====== Supplied data
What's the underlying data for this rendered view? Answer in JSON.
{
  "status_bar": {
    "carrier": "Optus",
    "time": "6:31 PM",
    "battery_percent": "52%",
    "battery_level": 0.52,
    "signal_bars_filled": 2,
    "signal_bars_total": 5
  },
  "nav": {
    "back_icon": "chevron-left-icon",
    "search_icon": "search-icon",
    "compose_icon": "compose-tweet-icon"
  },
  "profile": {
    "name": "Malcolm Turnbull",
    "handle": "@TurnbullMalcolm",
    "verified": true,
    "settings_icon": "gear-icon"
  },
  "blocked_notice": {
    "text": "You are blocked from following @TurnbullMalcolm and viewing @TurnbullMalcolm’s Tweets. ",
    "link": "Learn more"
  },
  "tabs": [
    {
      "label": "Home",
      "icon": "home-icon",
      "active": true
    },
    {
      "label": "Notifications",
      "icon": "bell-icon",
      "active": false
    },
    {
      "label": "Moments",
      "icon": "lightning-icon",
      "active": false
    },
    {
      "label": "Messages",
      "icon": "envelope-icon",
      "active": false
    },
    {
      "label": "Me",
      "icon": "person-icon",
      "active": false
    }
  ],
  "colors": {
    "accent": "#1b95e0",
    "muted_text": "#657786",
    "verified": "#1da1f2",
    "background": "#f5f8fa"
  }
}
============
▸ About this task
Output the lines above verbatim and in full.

▸ The completed task
What's the underlying data for this rendered view? Answer in JSON.
{
  "status_bar": {
    "carrier": "Optus",
    "time": "6:31 PM",
    "battery_percent": "52%",
    "battery_level": 0.52,
    "signal_bars_filled": 2,
    "signal_bars_total": 5
  },
  "nav": {
    "back_icon": "chevron-left-icon",
    "search_icon": "search-icon",
    "compose_icon": "compose-tweet-icon"
  },
  "profile": {
    "name": "Malcolm Turnbull",
    "handle": "@TurnbullMalcolm",
    "verified": true,
    "settings_icon": "gear-icon"
  },
  "blocked_notice": {
    "text": "You are blocked from following @TurnbullMalcolm and viewing @TurnbullMalcolm’s Tweets. ",
    "link": "Learn more"
  },
  "tabs": [
    {
      "label": "Home",
      "icon": "home-icon",
      "active": true
    },
    {
      "label": "Notifications",
      "icon": "bell-icon",
      "active": false
    },
    {
      "label": "Moments",
      "icon": "lightning-icon",
      "active": false
    },
    {
      "label": "Messages",
      "icon": "envelope-icon",
      "active": false
    },
    {
      "label": "Me",
      "icon": "person-icon",
      "active": false
    }
  ],
  "colors": {
    "accent": "#1b95e0",
    "muted_text": "#657786",
    "verified": "#1da1f2",
    "background": "#f5f8fa"
  }
}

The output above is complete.